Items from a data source
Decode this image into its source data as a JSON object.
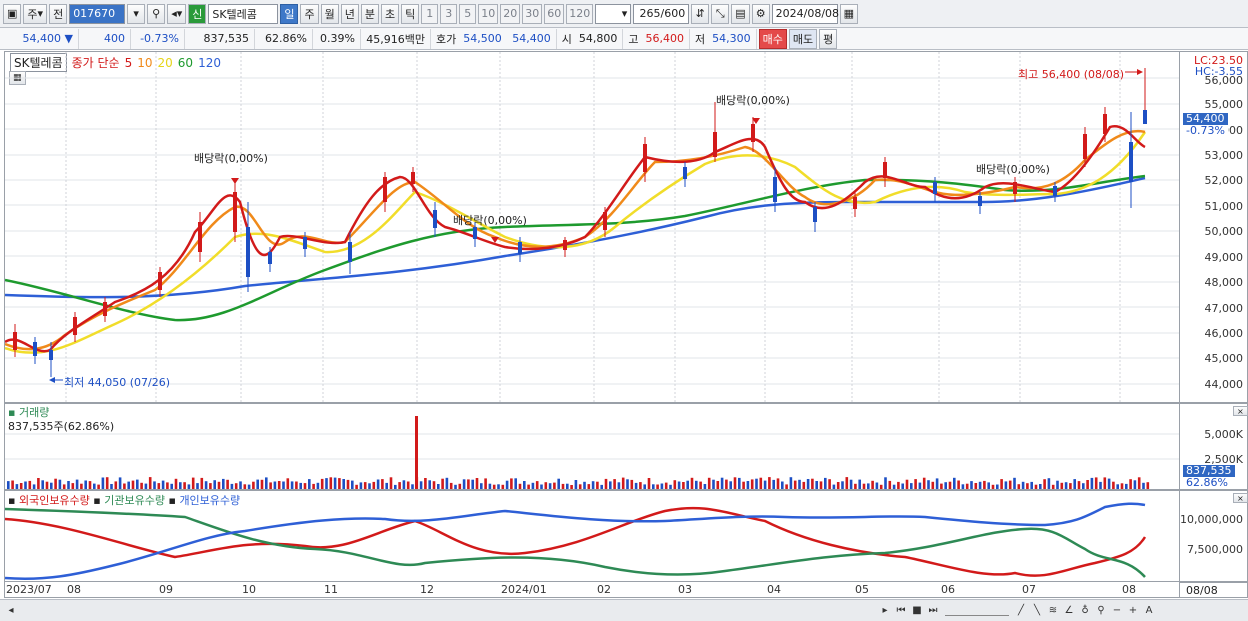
{
  "toolbar": {
    "period_type": "주",
    "prev_label": "전",
    "code": "017670",
    "stock_name": "SK텔레콤",
    "new_label": "신",
    "periods": [
      "일",
      "주",
      "월",
      "년",
      "분",
      "초",
      "틱"
    ],
    "intervals": [
      "1",
      "3",
      "5",
      "10",
      "20",
      "30",
      "60",
      "120"
    ],
    "count": "265",
    "count_total": "/600",
    "date": "2024/08/08"
  },
  "quote": {
    "price": "54,400",
    "down_marker": "▼",
    "change": "400",
    "change_pct": "-0.73%",
    "volume": "837,535",
    "vol_ratio": "62.86%",
    "turnover_pct": "0.39%",
    "amount": "45,916백만",
    "ask_label": "호가",
    "ask1": "54,500",
    "ask2": "54,400",
    "open_label": "시",
    "open": "54,800",
    "high_label": "고",
    "high": "56,400",
    "low_label": "저",
    "low": "54,300",
    "buy_label": "매수",
    "sell_label": "매도",
    "avg_label": "평"
  },
  "price_pane": {
    "name": "SK텔레콤",
    "ma_label": "종가 단순",
    "ma_periods": [
      {
        "p": "5",
        "color": "#d21a1a"
      },
      {
        "p": "10",
        "color": "#f08a1a"
      },
      {
        "p": "20",
        "color": "#e6d51a"
      },
      {
        "p": "60",
        "color": "#1e9a2e"
      },
      {
        "p": "120",
        "color": "#2e5fd6"
      }
    ],
    "lc": "LC:23.50",
    "hc": "HC:-3.55",
    "y_ticks": [
      "56,000",
      "55,000",
      "54,000",
      "53,000",
      "52,000",
      "51,000",
      "50,000",
      "49,000",
      "48,000",
      "47,000",
      "46,000",
      "45,000",
      "44,000"
    ],
    "price_box": "54,400",
    "pct_box": "-0.73%",
    "high_note": "최고 56,400 (08/08)",
    "low_note": "최저 44,050 (07/26)",
    "dividends": [
      "배당락(0,00%)",
      "배당락(0,00%)",
      "배당락(0,00%)",
      "배당락(0,00%)"
    ]
  },
  "volume_pane": {
    "title": "거래량",
    "value": "837,535주(62.86%)",
    "y_ticks": [
      "5,000K",
      "2,500K"
    ],
    "vol_box": "837,535",
    "pct_box": "62.86%"
  },
  "holdings_pane": {
    "series": [
      {
        "name": "외국인보유수량",
        "color": "#d21a1a"
      },
      {
        "name": "기관보유수량",
        "color": "#2e8a55"
      },
      {
        "name": "개인보유수량",
        "color": "#2e5fd6"
      }
    ],
    "y_ticks": [
      "10,000,000",
      "7,500,000"
    ]
  },
  "x_axis": {
    "labels": [
      "2023/07",
      "08",
      "09",
      "10",
      "11",
      "12",
      "2024/01",
      "02",
      "03",
      "04",
      "05",
      "06",
      "07",
      "08"
    ],
    "end_label": "08/08"
  },
  "colors": {
    "up": "#d21a1a",
    "down": "#1d4fc4",
    "accent": "#3a73c6"
  }
}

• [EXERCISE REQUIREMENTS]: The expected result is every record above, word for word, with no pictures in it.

• [SOLUTION BELOW]:
Decode this image into its source data as a JSON object.
{
  "toolbar": {
    "period_type": "주",
    "prev_label": "전",
    "code": "017670",
    "stock_name": "SK텔레콤",
    "new_label": "신",
    "periods": [
      "일",
      "주",
      "월",
      "년",
      "분",
      "초",
      "틱"
    ],
    "intervals": [
      "1",
      "3",
      "5",
      "10",
      "20",
      "30",
      "60",
      "120"
    ],
    "count": "265",
    "count_total": "/600",
    "date": "2024/08/08"
  },
  "quote": {
    "price": "54,400",
    "down_marker": "▼",
    "change": "400",
    "change_pct": "-0.73%",
    "volume": "837,535",
    "vol_ratio": "62.86%",
    "turnover_pct": "0.39%",
    "amount": "45,916백만",
    "ask_label": "호가",
    "ask1": "54,500",
    "ask2": "54,400",
    "open_label": "시",
    "open": "54,800",
    "high_label": "고",
    "high": "56,400",
    "low_label": "저",
    "low": "54,300",
    "buy_label": "매수",
    "sell_label": "매도",
    "avg_label": "평"
  },
  "price_pane": {
    "name": "SK텔레콤",
    "ma_label": "종가 단순",
    "ma_periods": [
      {
        "p": "5",
        "color": "#d21a1a"
      },
      {
        "p": "10",
        "color": "#f08a1a"
      },
      {
        "p": "20",
        "color": "#e6d51a"
      },
      {
        "p": "60",
        "color": "#1e9a2e"
      },
      {
        "p": "120",
        "color": "#2e5fd6"
      }
    ],
    "lc": "LC:23.50",
    "hc": "HC:-3.55",
    "y_ticks": [
      "56,000",
      "55,000",
      "54,000",
      "53,000",
      "52,000",
      "51,000",
      "50,000",
      "49,000",
      "48,000",
      "47,000",
      "46,000",
      "45,000",
      "44,000"
    ],
    "price_box": "54,400",
    "pct_box": "-0.73%",
    "high_note": "최고 56,400 (08/08)",
    "low_note": "최저 44,050 (07/26)",
    "dividends": [
      "배당락(0,00%)",
      "배당락(0,00%)",
      "배당락(0,00%)",
      "배당락(0,00%)"
    ]
  },
  "volume_pane": {
    "title": "거래량",
    "value": "837,535주(62.86%)",
    "y_ticks": [
      "5,000K",
      "2,500K"
    ],
    "vol_box": "837,535",
    "pct_box": "62.86%"
  },
  "holdings_pane": {
    "series": [
      {
        "name": "외국인보유수량",
        "color": "#d21a1a"
      },
      {
        "name": "기관보유수량",
        "color": "#2e8a55"
      },
      {
        "name": "개인보유수량",
        "color": "#2e5fd6"
      }
    ],
    "y_ticks": [
      "10,000,000",
      "7,500,000"
    ]
  },
  "x_axis": {
    "labels": [
      "2023/07",
      "08",
      "09",
      "10",
      "11",
      "12",
      "2024/01",
      "02",
      "03",
      "04",
      "05",
      "06",
      "07",
      "08"
    ],
    "end_label": "08/08"
  },
  "colors": {
    "up": "#d21a1a",
    "down": "#1d4fc4",
    "accent": "#3a73c6"
  }
}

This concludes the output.